The hustle instilled in her, as one of three daughters of a computer technician and a kindergarten teacher, has served her well professionally. Nuyorican, the production company she founded nearly two decades ago, has lately been on an upswing, with TV series (âShades of Blue,â the NBC cop drama that she starred in for three seasons, until it ended in August; âGood Trouble,â a spinoff of her Freeform family show âThe Fosters;â and the popular reality series âWorld of Dance,â on which Lopez is a judge) and many movie projects in the works.
They include romantic comedies like âMarry Me,â a takeoff on âNotting Hill,â but with music; an HBO drama about the life of Griselda Blanco, the Miami drug kingpin; and another true-story feature about strippers who schemed to defraud their customers. A mini-series about the Latin American history of California, with Gregory Nava, the screenwriter of âSelena,â and a behind-the-barre show set in a university dance department â âFameâ meets âBlack Swanâ â are also in development, Goldsmith-Thomas said.
Though Lopez is interested in giving more representation to Latinx characters and artists, she said, she also believes not every story needs that. With romantic comedies and the like, âyou just want it to be a person â everyman, everywoman.â The new movie doesnât explore Mayaâs roots. âIt doesnât matter,â Lopez said, dropping in an expletive. âLike, sheâs a person with feelings. Thatâs it. Sheâs a human being who struggles.â

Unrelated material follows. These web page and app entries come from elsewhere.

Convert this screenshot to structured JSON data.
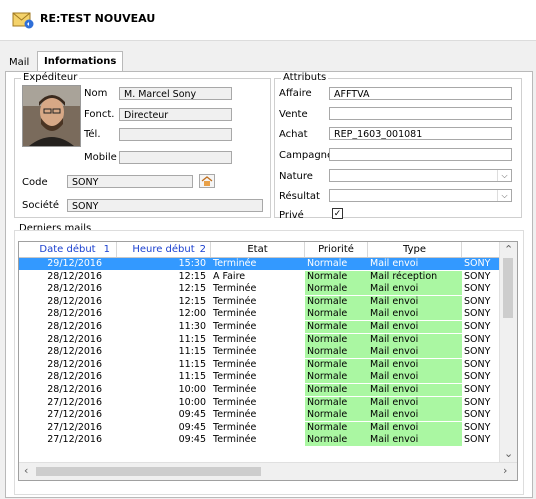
{
  "window": {
    "title": "RE:TEST NOUVEAU"
  },
  "tabs": [
    {
      "label": "Mail"
    },
    {
      "label": "Informations"
    }
  ],
  "expediteur": {
    "title": "Expéditeur",
    "nom_label": "Nom",
    "nom": "M. Marcel Sony",
    "fonct_label": "Fonct.",
    "fonct": "Directeur",
    "tel_label": "Tél.",
    "tel": "",
    "mobile_label": "Mobile",
    "mobile": "",
    "code_label": "Code",
    "code": "SONY",
    "societe_label": "Société",
    "societe": "SONY"
  },
  "attributs": {
    "title": "Attributs",
    "affaire_label": "Affaire",
    "affaire": "AFFTVA",
    "vente_label": "Vente",
    "vente": "",
    "achat_label": "Achat",
    "achat": "REP_1603_001081",
    "campagne_label": "Campagne",
    "campagne": "",
    "nature_label": "Nature",
    "nature": "",
    "resultat_label": "Résultat",
    "resultat": "",
    "prive_label": "Privé",
    "prive_checked": true
  },
  "mails": {
    "title": "Derniers mails",
    "columns": [
      "Date début",
      "1",
      "Heure début",
      "2",
      "Etat",
      "Priorité",
      "Type"
    ],
    "rows": [
      {
        "date": "29/12/2016",
        "heure": "15:30",
        "etat": "Terminée",
        "priorite": "Normale",
        "type": "Mail envoi",
        "extra": "SONY",
        "selected": true
      },
      {
        "date": "28/12/2016",
        "heure": "12:15",
        "etat": "A Faire",
        "priorite": "Normale",
        "type": "Mail réception",
        "extra": "SONY"
      },
      {
        "date": "28/12/2016",
        "heure": "12:15",
        "etat": "Terminée",
        "priorite": "Normale",
        "type": "Mail envoi",
        "extra": "SONY"
      },
      {
        "date": "28/12/2016",
        "heure": "12:15",
        "etat": "Terminée",
        "priorite": "Normale",
        "type": "Mail envoi",
        "extra": "SONY"
      },
      {
        "date": "28/12/2016",
        "heure": "12:00",
        "etat": "Terminée",
        "priorite": "Normale",
        "type": "Mail envoi",
        "extra": "SONY"
      },
      {
        "date": "28/12/2016",
        "heure": "11:30",
        "etat": "Terminée",
        "priorite": "Normale",
        "type": "Mail envoi",
        "extra": "SONY"
      },
      {
        "date": "28/12/2016",
        "heure": "11:15",
        "etat": "Terminée",
        "priorite": "Normale",
        "type": "Mail envoi",
        "extra": "SONY"
      },
      {
        "date": "28/12/2016",
        "heure": "11:15",
        "etat": "Terminée",
        "priorite": "Normale",
        "type": "Mail envoi",
        "extra": "SONY"
      },
      {
        "date": "28/12/2016",
        "heure": "11:15",
        "etat": "Terminée",
        "priorite": "Normale",
        "type": "Mail envoi",
        "extra": "SONY"
      },
      {
        "date": "28/12/2016",
        "heure": "11:15",
        "etat": "Terminée",
        "priorite": "Normale",
        "type": "Mail envoi",
        "extra": "SONY"
      },
      {
        "date": "28/12/2016",
        "heure": "10:00",
        "etat": "Terminée",
        "priorite": "Normale",
        "type": "Mail envoi",
        "extra": "SONY"
      },
      {
        "date": "27/12/2016",
        "heure": "10:00",
        "etat": "Terminée",
        "priorite": "Normale",
        "type": "Mail envoi",
        "extra": "SONY"
      },
      {
        "date": "27/12/2016",
        "heure": "09:45",
        "etat": "Terminée",
        "priorite": "Normale",
        "type": "Mail envoi",
        "extra": "SONY"
      },
      {
        "date": "27/12/2016",
        "heure": "09:45",
        "etat": "Terminée",
        "priorite": "Normale",
        "type": "Mail envoi",
        "extra": "SONY"
      },
      {
        "date": "27/12/2016",
        "heure": "09:45",
        "etat": "Terminée",
        "priorite": "Normale",
        "type": "Mail envoi",
        "extra": "SONY"
      }
    ]
  },
  "colors": {
    "selected_row": "#3399ff",
    "green_cell": "#aaf7a2",
    "header_blue": "#1a3fcf"
  }
}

Meanwhile, Lopez is so radiant, she looks like sheâs been Instagram-filtered. As I sat across from her, surrounded by tall orchids and bright roses, those aphoristic pillows started to seem really credible, especially with a phalanx of uniformed staff to clean and fluff them. She was willfully positive (happiness is âthe choice I make every dayâ) but also bristled, in a relatable way, at how women have been forever discounted. In the Timeâs Up era, âI really feel like weâre changing that,â she said.